Tennis superstar Venus Williams pulled out of the US Open yesterday, siting that her inner circle was concerned for her health after she was diagnosed with Sjögren’s (show-grens) syndrome, a little-known autoimmune disorder.
So what is Sjögren’s syndrome? A quick look on the internet for answers, one can find out that this disease is scary but treatable. TIME Healthland asked Dr. Victoria Shanmugam, an assistant professor of rheumatology at Georgetown University, to explain the condition.
Here is a small excerpt from the TIME article:
What is Sjögren’s syndrome?

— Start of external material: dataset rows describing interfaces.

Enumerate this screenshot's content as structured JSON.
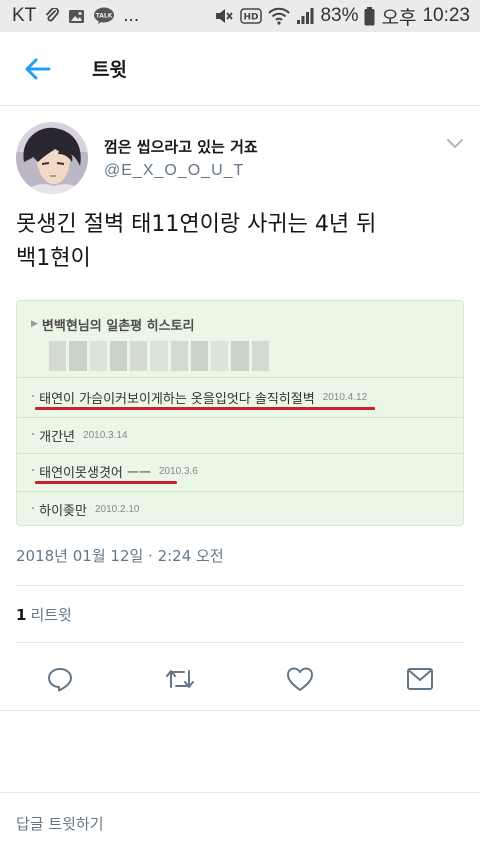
{
  "status_bar": {
    "carrier": "KT",
    "battery": "83%",
    "ampm": "오후",
    "time": "10:23",
    "hd_label": "HD",
    "talk_label": "TALK",
    "more": "..."
  },
  "header": {
    "title": "트윗",
    "back_icon": "arrow-left-icon",
    "accent": "#1da1f2"
  },
  "tweet": {
    "display_name": "껌은 씹으라고 있는 거죠",
    "handle": "@E_X_O_O_U_T",
    "text": "못생긴 절벽 태11연이랑 사귀는 4년 뒤\n백1현이",
    "timestamp": "2018년 01월 12일 · 2:24 오전",
    "retweet_count": "1",
    "retweet_label": "리트윗"
  },
  "media": {
    "title": "변백현님의 일촌평 히스토리",
    "items": [
      {
        "text": "태연이 가슴이커보이게하는 옷을입엇다 솔직히절벽",
        "date": "2010.4.12",
        "underlined": true
      },
      {
        "text": "개간년",
        "date": "2010.3.14",
        "underlined": false
      },
      {
        "text": "태연이못생겻어 ㅡㅡ",
        "date": "2010.3.6",
        "underlined": true
      },
      {
        "text": "하이좆만",
        "date": "2010.2.10",
        "underlined": false
      }
    ],
    "background": "#eaf6e6",
    "underline_color": "#c8202f"
  },
  "actions": [
    {
      "name": "reply-icon"
    },
    {
      "name": "retweet-icon"
    },
    {
      "name": "like-icon"
    },
    {
      "name": "share-icon"
    }
  ],
  "reply": {
    "placeholder": "답글 트윗하기"
  },
  "colors": {
    "text": "#14171a",
    "secondary": "#657786",
    "divider": "#e1e8ed",
    "status_bar_bg": "#ebebeb"
  }
}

It’s an autoimmune disease that is typically characterized by inflammation in the tear ducts and salivary glands. We’re not sure why it focuses on these tissues. Many people will have a very mild form, and experience dryness of the eyes and mouth, fatigue, joint pain and myalgias [or muscle pain]. Many people will have that and nothing else. But a small proportion of people will go on to have multi-organ system disease that behaves a little more like lupus [another autoimmune disease in which the body’s own immune cells start to attack healthy tissues, particularly in the joints].

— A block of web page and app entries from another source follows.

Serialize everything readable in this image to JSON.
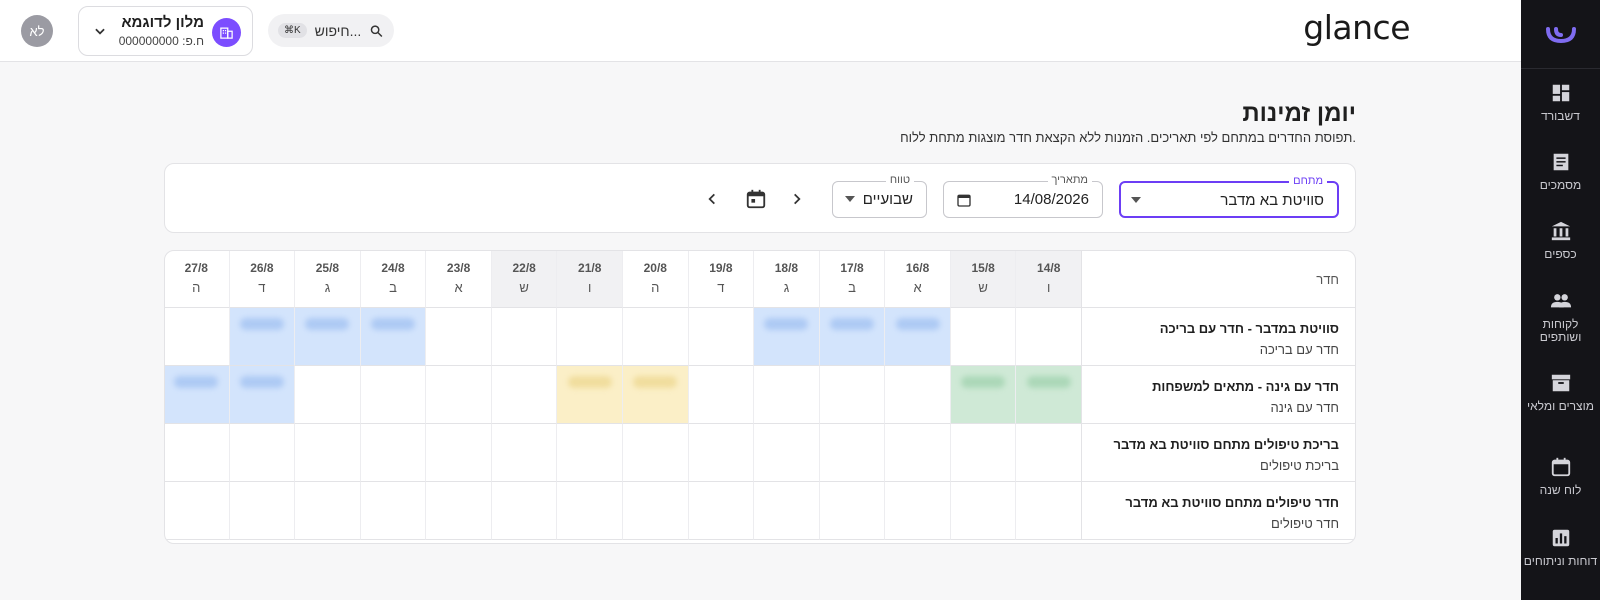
{
  "app": {
    "brand": "glance"
  },
  "sidebar": {
    "items": [
      {
        "label": "דשבורד",
        "icon": "dashboard-icon"
      },
      {
        "label": "מסמכים",
        "icon": "document-icon"
      },
      {
        "label": "כספים",
        "icon": "bank-icon"
      },
      {
        "label": "לקוחות ושותפים",
        "icon": "people-icon"
      },
      {
        "label": "מוצרים ומלאי",
        "icon": "archive-icon"
      },
      {
        "label": "לוח שנה",
        "icon": "calendar-icon"
      },
      {
        "label": "דוחות וניתוחים",
        "icon": "chart-icon"
      }
    ]
  },
  "header": {
    "search_placeholder": "חיפוש...",
    "search_shortcut": "⌘K",
    "hotel_name": "מלון לדוגמא",
    "hotel_id": "ח.פ: 000000000",
    "avatar_initials": "לא"
  },
  "page": {
    "title": "יומן זמינות",
    "subtitle": "תפוסת החדרים במתחם לפי תאריכים. הזמנות ללא הקצאת חדר מוצגות מתחת ללוח."
  },
  "filters": {
    "complex_label": "מתחם",
    "complex_value": "סוויטת בא מדבר",
    "from_label": "מתאריך",
    "from_value": "14/08/2026",
    "range_label": "טווח",
    "range_value": "שבועיים"
  },
  "grid": {
    "room_header": "חדר",
    "days": [
      {
        "date": "14/8",
        "dow": "ו",
        "weekend": true
      },
      {
        "date": "15/8",
        "dow": "ש",
        "weekend": true
      },
      {
        "date": "16/8",
        "dow": "א",
        "weekend": false
      },
      {
        "date": "17/8",
        "dow": "ב",
        "weekend": false
      },
      {
        "date": "18/8",
        "dow": "ג",
        "weekend": false
      },
      {
        "date": "19/8",
        "dow": "ד",
        "weekend": false
      },
      {
        "date": "20/8",
        "dow": "ה",
        "weekend": false
      },
      {
        "date": "21/8",
        "dow": "ו",
        "weekend": true
      },
      {
        "date": "22/8",
        "dow": "ש",
        "weekend": true
      },
      {
        "date": "23/8",
        "dow": "א",
        "weekend": false
      },
      {
        "date": "24/8",
        "dow": "ב",
        "weekend": false
      },
      {
        "date": "25/8",
        "dow": "ג",
        "weekend": false
      },
      {
        "date": "26/8",
        "dow": "ד",
        "weekend": false
      },
      {
        "date": "27/8",
        "dow": "ה",
        "weekend": false
      }
    ],
    "rooms": [
      {
        "name": "סוויטת במדבר - חדר עם בריכה",
        "type": "חדר עם בריכה",
        "bookings": [
          "",
          "",
          "blue",
          "blue",
          "blue",
          "",
          "",
          "",
          "",
          "",
          "blue",
          "blue",
          "blue",
          ""
        ]
      },
      {
        "name": "חדר עם גינה - מתאים למשפחות",
        "type": "חדר עם גינה",
        "bookings": [
          "green",
          "green",
          "",
          "",
          "",
          "",
          "yellow",
          "yellow",
          "",
          "",
          "",
          "",
          "blue",
          "blue"
        ]
      },
      {
        "name": "בריכת טיפולים מתחם סוויטת בא מדבר",
        "type": "בריכת טיפולים",
        "bookings": [
          "",
          "",
          "",
          "",
          "",
          "",
          "",
          "",
          "",
          "",
          "",
          "",
          "",
          ""
        ]
      },
      {
        "name": "חדר טיפולים מתחם סוויטת בא מדבר",
        "type": "חדר טיפולים",
        "bookings": [
          "",
          "",
          "",
          "",
          "",
          "",
          "",
          "",
          "",
          "",
          "",
          "",
          "",
          ""
        ]
      }
    ]
  },
  "colors": {
    "accent": "#6c3ef5",
    "booking_blue": "#d3e4fc",
    "booking_green": "#cfe9d6",
    "booking_yellow": "#fbefc7"
  }
}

What causes Sjögren’s?
That’s the million-dollar question in rheumatology. We think people probably have some kind of genetic predisposition — but we don’t know for sure — and some environmental factor sets off the immune system to trigger the disease. It’s not well understood why this particular person [will get diagnosed] and why now at this point in their life. But we do know that stress makes immune diseases worse.
Do you think Williams will be able to return to playing professional tennis?
Her decision to take a little time off and recover and get her health under control is a reasonable decision. There is no reason to think that having this diagnosis shouldn’t allow her to continue to be active in the future. Many many people with Sjögren’s lead very full and active lives. And in most cases it doesn’t affect their ability to hold down a full-time job and maintain all their usual activities.
Let’s hope Venus feels better and her health improves, so she can live the life she envisions. And selfishly, we hope she finds her way back to the tennis court.